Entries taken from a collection
--

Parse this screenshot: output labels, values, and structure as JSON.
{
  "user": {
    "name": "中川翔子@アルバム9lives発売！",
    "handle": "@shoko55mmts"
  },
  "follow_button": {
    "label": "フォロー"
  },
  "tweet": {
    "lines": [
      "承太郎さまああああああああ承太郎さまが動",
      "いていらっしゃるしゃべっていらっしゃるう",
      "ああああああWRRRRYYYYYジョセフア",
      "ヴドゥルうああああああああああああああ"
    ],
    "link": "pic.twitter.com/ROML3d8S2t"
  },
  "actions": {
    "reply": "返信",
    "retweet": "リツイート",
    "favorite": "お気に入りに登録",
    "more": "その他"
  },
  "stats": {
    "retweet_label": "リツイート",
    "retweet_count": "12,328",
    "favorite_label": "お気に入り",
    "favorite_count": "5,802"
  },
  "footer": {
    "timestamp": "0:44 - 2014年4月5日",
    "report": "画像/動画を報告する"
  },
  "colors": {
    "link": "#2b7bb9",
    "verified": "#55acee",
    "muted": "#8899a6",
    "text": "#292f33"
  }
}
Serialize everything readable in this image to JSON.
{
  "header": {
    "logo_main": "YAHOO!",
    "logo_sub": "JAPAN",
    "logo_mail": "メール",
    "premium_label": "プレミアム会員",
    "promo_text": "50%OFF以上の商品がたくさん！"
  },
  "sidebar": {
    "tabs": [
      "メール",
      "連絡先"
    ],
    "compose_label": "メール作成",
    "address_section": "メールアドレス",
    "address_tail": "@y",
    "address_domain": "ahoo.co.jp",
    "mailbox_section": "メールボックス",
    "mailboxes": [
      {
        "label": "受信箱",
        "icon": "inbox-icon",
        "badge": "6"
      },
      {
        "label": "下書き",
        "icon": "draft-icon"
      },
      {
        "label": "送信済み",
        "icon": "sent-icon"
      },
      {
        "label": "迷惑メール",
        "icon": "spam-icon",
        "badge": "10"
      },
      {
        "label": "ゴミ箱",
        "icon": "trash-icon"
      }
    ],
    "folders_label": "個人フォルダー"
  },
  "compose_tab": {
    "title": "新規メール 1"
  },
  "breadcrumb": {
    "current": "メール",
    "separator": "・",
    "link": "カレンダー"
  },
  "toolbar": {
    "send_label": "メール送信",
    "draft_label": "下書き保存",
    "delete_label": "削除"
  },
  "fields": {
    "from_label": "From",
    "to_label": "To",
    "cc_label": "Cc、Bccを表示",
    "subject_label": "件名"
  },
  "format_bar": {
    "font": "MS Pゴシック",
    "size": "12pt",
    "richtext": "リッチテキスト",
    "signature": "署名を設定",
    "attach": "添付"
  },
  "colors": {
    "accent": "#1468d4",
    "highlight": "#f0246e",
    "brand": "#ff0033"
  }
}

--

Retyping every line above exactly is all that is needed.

== OUTPUT OF THE TASK ==
Parse this screenshot: output labels, values, and structure as JSON.
{
  "user": {
    "name": "中川翔子@アルバム9lives発売！",
    "handle": "@shoko55mmts"
  },
  "follow_button": {
    "label": "フォロー"
  },
  "tweet": {
    "lines": [
      "承太郎さまああああああああ承太郎さまが動",
      "いていらっしゃるしゃべっていらっしゃるう",
      "ああああああWRRRRYYYYYジョセフア",
      "ヴドゥルうああああああああああああああ"
    ],
    "link": "pic.twitter.com/ROML3d8S2t"
  },
  "actions": {
    "reply": "返信",
    "retweet": "リツイート",
    "favorite": "お気に入りに登録",
    "more": "その他"
  },
  "stats": {
    "retweet_label": "リツイート",
    "retweet_count": "12,328",
    "favorite_label": "お気に入り",
    "favorite_count": "5,802"
  },
  "footer": {
    "timestamp": "0:44 - 2014年4月5日",
    "report": "画像/動画を報告する"
  },
  "colors": {
    "link": "#2b7bb9",
    "verified": "#55acee",
    "muted": "#8899a6",
    "text": "#292f33"
  }
}
Serialize everything readable in this image to JSON.
{
  "header": {
    "logo_main": "YAHOO!",
    "logo_sub": "JAPAN",
    "logo_mail": "メール",
    "premium_label": "プレミアム会員",
    "promo_text": "50%OFF以上の商品がたくさん！"
  },
  "sidebar": {
    "tabs": [
      "メール",
      "連絡先"
    ],
    "compose_label": "メール作成",
    "address_section": "メールアドレス",
    "address_tail": "@y",
    "address_domain": "ahoo.co.jp",
    "mailbox_section": "メールボックス",
    "mailboxes": [
      {
        "label": "受信箱",
        "icon": "inbox-icon",
        "badge": "6"
      },
      {
        "label": "下書き",
        "icon": "draft-icon"
      },
      {
        "label": "送信済み",
        "icon": "sent-icon"
      },
      {
        "label": "迷惑メール",
        "icon": "spam-icon",
        "badge": "10"
      },
      {
        "label": "ゴミ箱",
        "icon": "trash-icon"
      }
    ],
    "folders_label": "個人フォルダー"
  },
  "compose_tab": {
    "title": "新規メール 1"
  },
  "breadcrumb": {
    "current": "メール",
    "separator": "・",
    "link": "カレンダー"
  },
  "toolbar": {
    "send_label": "メール送信",
    "draft_label": "下書き保存",
    "delete_label": "削除"
  },
  "fields": {
    "from_label": "From",
    "to_label": "To",
    "cc_label": "Cc、Bccを表示",
    "subject_label": "件名"
  },
  "format_bar": {
    "font": "MS Pゴシック",
    "size": "12pt",
    "richtext": "リッチテキスト",
    "signature": "署名を設定",
    "attach": "添付"
  },
  "colors": {
    "accent": "#1468d4",
    "highlight": "#f0246e",
    "brand": "#ff0033"
  }
}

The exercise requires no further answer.